Contributor: Parag Sawant
Phishers continuously come up with various plans to enhance their chances of harvesting users’ sensitive information. Symantec recently observed a phishing campaign where data is collected through a fake voting site which asks users to decide whether boys or girls are greater.
The phishing page, hosted on a free Web hosting site, targets Facebook users and contains a fake voting campaign, “WHO IS GREAT BOYS OR GIRLS?” along with the “VOTE” button to register votes. The page is also embedded with pair of bar charts representing voting ratio and displays the total votes gained for the last four years. These give a more legitimate feel to the fake application.
Figure 1. The Facebook application asks users to register their votes
The first phishing page contains a button to initiate the voting process. After the button is clicked, a pop-up window appears, asking for a user’s login ID and password, as shown below:
Figure 2. A pop–up window requesting for user account information
The pop-up also contains two option buttons to vote for either male or female, and a button to submit the vote. After all the details and fields have been entered and filled up, the page then redirects the user to an acknowledgement page to confirm his or her voting information.
Figure 3. A voting confirmation message is displayed after user information is entered
We then tried returning to the first page and found that the vote count increases periodically. The number was previously 4,924,055 but has now increased to 4,924,096.
Figure 4. A comparison of the previous vote count and the current vote count
The phishers used the following phishing URL, and a subdomain to indicate that it is an application:
If any user falls victim to the site, the phishers would then have successfully stolen personal user information for identity theft purposes.
The use of fake applications as bait is not uncommon, and Symantec advises Internet users to follow these best practices to avoid becoming victims of phishing attacks:
- Check the URL in the address bar when logging into your account to make sure it belongs to the website that you want to visit
- Do not click on suspicious links in email messages
- Do not provide any personal information when replying emails
- Do not enter personal information in a pop-up page or window

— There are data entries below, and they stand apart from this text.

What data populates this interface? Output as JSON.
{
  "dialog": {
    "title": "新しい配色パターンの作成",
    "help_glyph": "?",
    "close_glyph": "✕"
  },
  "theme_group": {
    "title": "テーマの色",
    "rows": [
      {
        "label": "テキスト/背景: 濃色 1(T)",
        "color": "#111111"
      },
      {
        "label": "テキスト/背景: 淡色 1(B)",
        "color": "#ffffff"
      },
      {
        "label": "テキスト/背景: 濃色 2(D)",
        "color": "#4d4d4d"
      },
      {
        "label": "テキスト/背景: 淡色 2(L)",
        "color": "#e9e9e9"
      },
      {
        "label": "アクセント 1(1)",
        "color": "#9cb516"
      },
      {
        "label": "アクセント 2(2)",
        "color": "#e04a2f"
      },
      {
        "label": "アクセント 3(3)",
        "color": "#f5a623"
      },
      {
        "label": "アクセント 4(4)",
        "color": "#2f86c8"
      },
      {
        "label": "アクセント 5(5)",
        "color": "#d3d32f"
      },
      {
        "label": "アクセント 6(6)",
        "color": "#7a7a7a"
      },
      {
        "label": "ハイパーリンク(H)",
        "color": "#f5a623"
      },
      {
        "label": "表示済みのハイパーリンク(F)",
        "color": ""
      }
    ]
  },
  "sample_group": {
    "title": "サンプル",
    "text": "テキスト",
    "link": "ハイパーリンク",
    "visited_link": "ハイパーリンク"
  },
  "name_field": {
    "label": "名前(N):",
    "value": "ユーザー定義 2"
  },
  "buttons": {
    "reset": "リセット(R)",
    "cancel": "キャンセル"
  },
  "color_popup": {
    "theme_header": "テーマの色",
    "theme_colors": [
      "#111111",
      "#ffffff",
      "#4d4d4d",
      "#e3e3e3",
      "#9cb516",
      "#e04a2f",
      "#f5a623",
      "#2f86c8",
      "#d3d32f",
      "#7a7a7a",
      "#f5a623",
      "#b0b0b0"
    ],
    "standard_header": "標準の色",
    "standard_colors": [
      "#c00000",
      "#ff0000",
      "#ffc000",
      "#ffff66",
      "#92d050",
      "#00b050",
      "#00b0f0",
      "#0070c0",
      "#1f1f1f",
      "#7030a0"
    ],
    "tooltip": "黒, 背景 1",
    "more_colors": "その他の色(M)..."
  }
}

- Ensure that the website is encrypted with an SSL certificate by looking for the padlock image/icon, “HTTPS”, or the green address bar when entering personal or financial information
- Use comprehensive security software, such as Norton Internet Security or Norton 360, to be protected from phishing and social networking scams
- Exercise caution when clicking on enticing links sent through emails or posted on social networks